I have a strong personal and professional commitment to working out a fairer deal for migrant workers in the Asia-Pacific region. My goal is to understand, rectify and mitigate the technical and political obstacles that migrant workers who have taken up low paid employment across international borders face.
My interest in migration systems and the impact they have on the labour migration experience was kindled in 2007 when volunteering for a Hong Kong non-government organization whose biggest client group was Indonesian domestic workers. These migrants faced problems with employers, recruitment agencies, financiers and government departments, including their own consulate. This experience became the basis for my Honours thesis on public-private partnerships between the Indonesian consulate and local recruitment agencies for which I was awarded a University Medal. The resulting publication can be found here.
I became fascinated with the impact that Indonesia’s labour export programme had on citizens after they crossed international borders. I became motivated to research and write a PhD thesis on the role played by Indonesian government officials in the design and implementation of the programme. The thesis can be found here. After submitting, I returned to Hong Kong to manage service provision to migrant workers through paralegal, shelter and education projects at the Christian Action – Domestic Helpers and Migrant Workers Programme.
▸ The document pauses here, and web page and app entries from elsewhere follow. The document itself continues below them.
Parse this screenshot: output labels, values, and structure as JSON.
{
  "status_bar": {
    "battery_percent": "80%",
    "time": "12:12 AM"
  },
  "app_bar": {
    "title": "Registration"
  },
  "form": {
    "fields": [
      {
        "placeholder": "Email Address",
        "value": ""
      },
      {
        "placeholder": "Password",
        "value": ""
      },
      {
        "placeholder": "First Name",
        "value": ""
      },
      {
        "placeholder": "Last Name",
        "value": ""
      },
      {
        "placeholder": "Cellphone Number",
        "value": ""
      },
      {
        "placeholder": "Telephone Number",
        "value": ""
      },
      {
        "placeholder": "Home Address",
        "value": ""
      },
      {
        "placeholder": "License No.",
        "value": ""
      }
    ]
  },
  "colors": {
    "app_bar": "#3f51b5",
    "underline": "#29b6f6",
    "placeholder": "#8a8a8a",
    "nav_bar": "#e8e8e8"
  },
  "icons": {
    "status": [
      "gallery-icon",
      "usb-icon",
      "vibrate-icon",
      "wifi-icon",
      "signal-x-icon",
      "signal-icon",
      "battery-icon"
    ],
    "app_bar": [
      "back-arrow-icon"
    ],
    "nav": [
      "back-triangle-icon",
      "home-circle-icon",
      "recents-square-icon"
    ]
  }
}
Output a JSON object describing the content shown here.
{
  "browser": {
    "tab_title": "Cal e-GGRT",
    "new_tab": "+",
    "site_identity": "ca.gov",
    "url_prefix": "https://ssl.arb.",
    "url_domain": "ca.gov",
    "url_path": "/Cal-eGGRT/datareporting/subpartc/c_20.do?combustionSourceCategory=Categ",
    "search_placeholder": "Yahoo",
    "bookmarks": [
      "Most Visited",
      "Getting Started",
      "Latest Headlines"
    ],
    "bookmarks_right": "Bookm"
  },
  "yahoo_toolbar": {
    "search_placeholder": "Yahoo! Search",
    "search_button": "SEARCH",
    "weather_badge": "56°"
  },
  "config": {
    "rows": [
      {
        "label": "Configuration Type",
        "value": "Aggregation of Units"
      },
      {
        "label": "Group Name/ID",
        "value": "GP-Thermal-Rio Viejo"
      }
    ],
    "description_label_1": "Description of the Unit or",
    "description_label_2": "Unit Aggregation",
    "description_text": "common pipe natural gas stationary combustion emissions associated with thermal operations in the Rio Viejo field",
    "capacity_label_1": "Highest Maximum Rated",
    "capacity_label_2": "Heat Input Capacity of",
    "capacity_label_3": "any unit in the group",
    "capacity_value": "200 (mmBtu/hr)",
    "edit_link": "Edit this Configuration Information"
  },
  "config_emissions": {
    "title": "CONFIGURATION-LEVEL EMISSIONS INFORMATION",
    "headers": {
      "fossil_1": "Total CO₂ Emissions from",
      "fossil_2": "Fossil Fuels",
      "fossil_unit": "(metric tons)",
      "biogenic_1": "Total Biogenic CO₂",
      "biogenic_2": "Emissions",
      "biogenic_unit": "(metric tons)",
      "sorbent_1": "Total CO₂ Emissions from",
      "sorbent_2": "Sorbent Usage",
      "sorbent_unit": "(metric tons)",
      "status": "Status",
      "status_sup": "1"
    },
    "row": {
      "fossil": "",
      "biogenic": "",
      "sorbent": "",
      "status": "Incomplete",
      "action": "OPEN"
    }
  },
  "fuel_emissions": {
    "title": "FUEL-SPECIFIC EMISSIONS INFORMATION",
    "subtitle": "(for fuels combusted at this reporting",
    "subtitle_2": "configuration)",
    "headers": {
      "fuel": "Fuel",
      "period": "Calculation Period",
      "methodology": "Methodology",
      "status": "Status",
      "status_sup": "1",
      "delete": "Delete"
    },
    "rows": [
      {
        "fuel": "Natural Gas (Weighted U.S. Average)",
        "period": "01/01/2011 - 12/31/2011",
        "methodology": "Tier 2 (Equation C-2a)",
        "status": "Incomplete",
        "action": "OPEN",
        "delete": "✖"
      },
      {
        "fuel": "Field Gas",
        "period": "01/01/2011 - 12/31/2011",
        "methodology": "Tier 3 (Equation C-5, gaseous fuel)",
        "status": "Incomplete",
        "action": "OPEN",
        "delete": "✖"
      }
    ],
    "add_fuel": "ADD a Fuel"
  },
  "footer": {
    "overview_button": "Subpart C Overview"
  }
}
Since then I have worked on research projects for the International Organization for Migration about Indonesia’s criminal justice response to human trafficking and have accepted a research and teaching position at Bina Nusantara University’s Department of International Relations.